Recorded data
◇ ◇ ◇

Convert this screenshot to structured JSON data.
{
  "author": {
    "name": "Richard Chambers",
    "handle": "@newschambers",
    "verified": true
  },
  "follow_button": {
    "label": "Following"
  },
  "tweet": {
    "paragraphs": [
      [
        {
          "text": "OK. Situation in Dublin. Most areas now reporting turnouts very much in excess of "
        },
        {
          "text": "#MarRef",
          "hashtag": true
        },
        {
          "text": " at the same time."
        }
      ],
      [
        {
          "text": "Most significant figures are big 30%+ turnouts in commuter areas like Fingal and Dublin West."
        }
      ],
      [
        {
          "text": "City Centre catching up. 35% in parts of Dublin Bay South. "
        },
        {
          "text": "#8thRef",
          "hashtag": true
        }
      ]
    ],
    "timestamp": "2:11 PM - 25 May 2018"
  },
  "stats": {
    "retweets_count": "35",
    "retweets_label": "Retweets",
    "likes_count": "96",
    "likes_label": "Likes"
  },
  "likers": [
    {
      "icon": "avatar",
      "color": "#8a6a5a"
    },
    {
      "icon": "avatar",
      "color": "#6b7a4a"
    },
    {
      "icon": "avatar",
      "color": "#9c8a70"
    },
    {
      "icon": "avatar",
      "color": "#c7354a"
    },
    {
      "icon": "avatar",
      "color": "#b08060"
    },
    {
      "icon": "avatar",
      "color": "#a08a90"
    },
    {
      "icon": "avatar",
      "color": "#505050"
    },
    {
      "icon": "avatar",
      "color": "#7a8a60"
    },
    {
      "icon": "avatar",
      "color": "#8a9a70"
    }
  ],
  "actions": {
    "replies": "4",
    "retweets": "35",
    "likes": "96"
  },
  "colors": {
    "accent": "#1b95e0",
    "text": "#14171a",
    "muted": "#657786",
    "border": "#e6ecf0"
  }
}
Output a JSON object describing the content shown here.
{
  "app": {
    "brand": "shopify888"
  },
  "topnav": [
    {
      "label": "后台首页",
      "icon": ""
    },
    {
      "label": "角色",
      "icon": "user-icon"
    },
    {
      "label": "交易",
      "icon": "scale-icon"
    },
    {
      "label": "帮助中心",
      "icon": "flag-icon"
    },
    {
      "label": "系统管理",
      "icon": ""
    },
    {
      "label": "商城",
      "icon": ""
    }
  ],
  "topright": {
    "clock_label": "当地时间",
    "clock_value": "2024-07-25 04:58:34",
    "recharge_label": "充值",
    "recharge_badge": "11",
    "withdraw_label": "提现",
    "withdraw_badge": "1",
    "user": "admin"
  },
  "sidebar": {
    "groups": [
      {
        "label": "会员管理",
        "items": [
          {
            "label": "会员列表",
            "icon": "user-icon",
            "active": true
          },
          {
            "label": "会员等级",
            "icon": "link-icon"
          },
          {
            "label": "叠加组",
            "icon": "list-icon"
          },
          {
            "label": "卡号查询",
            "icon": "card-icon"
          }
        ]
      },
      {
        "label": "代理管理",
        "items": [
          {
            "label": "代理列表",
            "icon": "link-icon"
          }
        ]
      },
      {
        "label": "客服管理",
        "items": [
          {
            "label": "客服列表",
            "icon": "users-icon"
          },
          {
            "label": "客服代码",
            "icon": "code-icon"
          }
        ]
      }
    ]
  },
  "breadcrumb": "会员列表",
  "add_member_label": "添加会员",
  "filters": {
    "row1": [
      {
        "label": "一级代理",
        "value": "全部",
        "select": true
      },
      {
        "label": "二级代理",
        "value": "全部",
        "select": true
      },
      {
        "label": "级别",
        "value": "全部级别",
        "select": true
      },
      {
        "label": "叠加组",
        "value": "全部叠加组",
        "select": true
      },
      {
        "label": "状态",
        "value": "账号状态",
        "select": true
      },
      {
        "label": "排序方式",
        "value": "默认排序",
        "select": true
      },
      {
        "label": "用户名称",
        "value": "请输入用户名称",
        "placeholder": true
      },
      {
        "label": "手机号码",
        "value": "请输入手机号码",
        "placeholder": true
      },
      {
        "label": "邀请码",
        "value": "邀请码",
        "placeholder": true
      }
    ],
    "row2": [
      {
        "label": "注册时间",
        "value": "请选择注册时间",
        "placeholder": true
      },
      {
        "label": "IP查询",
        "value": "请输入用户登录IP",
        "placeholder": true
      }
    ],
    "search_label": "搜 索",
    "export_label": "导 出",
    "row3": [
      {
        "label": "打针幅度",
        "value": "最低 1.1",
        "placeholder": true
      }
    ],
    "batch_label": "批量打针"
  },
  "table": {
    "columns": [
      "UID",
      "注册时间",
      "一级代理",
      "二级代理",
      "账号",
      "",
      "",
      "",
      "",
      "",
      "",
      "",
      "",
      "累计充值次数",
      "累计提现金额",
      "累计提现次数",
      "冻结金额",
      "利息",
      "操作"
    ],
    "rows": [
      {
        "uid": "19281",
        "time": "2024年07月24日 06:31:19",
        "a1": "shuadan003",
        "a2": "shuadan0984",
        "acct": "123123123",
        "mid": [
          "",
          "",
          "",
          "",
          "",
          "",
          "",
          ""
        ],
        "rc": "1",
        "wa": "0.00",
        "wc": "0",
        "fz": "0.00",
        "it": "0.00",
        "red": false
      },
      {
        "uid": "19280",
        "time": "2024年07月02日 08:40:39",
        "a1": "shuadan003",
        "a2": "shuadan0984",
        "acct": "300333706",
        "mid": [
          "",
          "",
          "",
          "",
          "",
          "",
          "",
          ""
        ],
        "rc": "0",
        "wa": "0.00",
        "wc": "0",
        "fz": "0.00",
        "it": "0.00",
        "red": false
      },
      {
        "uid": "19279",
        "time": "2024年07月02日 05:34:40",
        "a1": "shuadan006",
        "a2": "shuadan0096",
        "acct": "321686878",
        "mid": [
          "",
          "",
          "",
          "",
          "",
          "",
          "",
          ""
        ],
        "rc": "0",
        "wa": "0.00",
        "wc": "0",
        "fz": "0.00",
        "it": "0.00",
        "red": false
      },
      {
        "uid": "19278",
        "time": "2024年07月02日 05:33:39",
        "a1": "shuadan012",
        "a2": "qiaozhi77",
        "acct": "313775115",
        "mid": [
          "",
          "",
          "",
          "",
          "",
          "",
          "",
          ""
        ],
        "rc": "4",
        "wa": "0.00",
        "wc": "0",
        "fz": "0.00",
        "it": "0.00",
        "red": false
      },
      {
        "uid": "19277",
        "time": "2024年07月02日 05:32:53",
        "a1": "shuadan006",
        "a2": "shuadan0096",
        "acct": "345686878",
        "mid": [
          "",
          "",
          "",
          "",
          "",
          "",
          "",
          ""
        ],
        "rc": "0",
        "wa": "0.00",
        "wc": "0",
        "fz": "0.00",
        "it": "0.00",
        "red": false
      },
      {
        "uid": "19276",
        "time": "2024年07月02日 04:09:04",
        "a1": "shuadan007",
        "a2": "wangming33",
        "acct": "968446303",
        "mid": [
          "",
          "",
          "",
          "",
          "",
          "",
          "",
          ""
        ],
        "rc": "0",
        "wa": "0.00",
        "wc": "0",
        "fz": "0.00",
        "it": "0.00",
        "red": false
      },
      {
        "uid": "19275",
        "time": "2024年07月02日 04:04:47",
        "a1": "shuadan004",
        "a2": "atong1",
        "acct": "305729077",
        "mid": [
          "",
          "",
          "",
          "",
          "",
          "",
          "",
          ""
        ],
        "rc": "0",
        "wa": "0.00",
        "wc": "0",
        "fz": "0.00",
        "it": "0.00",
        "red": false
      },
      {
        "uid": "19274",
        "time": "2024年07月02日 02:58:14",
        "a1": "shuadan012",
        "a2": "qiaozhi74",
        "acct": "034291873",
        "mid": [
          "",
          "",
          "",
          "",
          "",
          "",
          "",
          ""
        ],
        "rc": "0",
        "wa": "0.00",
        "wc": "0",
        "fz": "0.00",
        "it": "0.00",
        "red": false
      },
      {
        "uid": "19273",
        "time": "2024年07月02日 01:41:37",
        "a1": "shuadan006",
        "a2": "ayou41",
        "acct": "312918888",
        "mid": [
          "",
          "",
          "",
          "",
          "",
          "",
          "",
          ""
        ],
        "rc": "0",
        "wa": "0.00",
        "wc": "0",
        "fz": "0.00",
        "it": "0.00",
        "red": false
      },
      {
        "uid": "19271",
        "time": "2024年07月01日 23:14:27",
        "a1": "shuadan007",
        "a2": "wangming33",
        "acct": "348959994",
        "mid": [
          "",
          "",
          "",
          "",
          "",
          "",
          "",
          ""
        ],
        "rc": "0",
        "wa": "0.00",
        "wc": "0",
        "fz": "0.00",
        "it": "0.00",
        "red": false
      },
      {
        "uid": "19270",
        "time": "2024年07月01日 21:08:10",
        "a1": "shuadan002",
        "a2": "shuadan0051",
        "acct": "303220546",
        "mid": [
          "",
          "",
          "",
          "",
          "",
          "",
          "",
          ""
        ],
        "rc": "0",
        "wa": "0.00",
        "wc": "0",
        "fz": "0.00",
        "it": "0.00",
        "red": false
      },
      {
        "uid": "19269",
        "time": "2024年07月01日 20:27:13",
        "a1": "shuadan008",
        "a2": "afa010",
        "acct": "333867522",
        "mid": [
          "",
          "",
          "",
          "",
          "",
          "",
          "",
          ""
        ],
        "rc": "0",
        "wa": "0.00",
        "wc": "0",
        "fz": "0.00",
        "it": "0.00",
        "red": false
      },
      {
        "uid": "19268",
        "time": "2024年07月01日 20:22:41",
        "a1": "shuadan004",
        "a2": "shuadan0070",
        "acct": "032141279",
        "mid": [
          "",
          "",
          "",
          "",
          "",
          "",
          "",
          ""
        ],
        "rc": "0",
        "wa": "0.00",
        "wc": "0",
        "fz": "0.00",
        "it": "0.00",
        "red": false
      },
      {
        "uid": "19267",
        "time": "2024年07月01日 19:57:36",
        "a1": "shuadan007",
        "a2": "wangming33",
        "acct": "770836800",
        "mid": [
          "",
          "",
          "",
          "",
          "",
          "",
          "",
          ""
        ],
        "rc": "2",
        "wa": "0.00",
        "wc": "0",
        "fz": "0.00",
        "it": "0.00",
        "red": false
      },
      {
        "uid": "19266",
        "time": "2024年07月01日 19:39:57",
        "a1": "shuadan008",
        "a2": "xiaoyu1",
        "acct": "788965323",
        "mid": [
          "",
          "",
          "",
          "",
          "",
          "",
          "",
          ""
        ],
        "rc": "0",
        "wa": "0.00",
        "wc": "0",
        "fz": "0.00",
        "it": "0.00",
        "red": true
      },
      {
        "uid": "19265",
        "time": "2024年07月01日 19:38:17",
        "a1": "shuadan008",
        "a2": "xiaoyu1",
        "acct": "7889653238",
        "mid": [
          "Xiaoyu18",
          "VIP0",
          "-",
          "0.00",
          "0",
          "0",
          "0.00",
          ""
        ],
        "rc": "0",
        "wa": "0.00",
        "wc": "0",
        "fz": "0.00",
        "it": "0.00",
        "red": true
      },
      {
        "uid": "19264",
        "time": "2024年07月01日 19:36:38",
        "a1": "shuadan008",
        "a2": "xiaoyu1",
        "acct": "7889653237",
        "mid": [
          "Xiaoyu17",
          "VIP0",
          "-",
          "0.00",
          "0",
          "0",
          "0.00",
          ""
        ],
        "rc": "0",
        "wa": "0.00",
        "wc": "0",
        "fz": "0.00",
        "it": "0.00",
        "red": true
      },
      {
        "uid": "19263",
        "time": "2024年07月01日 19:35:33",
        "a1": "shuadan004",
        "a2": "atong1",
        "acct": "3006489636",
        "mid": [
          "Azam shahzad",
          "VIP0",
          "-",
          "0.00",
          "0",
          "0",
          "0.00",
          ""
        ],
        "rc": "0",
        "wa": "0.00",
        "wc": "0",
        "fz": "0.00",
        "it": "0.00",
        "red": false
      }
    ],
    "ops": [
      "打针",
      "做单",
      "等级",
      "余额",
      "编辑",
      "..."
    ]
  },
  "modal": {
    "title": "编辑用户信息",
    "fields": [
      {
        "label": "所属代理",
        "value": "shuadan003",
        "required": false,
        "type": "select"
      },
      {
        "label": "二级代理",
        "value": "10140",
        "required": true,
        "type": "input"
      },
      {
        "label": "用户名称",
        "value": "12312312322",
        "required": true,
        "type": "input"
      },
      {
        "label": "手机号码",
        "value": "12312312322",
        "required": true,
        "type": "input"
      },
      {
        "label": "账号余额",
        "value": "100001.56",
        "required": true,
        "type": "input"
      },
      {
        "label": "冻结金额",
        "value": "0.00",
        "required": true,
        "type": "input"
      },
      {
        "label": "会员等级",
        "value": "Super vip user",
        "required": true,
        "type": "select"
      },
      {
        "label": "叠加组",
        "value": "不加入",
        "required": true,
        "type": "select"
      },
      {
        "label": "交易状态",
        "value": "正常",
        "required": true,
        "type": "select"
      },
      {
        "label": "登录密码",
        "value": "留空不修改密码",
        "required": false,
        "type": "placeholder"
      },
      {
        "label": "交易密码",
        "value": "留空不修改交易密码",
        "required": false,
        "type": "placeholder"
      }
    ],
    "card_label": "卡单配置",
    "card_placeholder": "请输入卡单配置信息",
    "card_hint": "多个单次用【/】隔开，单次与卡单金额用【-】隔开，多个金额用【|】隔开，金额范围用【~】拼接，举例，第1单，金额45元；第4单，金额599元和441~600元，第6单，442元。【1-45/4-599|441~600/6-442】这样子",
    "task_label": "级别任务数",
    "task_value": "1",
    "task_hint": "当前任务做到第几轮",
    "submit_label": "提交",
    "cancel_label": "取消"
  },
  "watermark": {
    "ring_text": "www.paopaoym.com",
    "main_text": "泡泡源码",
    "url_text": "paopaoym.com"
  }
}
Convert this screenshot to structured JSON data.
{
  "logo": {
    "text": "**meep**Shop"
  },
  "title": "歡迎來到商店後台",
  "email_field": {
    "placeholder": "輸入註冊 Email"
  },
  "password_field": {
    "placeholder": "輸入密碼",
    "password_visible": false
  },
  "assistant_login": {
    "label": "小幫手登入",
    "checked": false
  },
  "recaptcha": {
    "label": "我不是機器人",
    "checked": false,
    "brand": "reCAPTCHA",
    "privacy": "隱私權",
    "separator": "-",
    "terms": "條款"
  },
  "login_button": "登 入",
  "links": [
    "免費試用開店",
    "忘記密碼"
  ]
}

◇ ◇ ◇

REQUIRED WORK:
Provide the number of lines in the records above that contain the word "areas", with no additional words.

WRITTEN RESPONSE:
2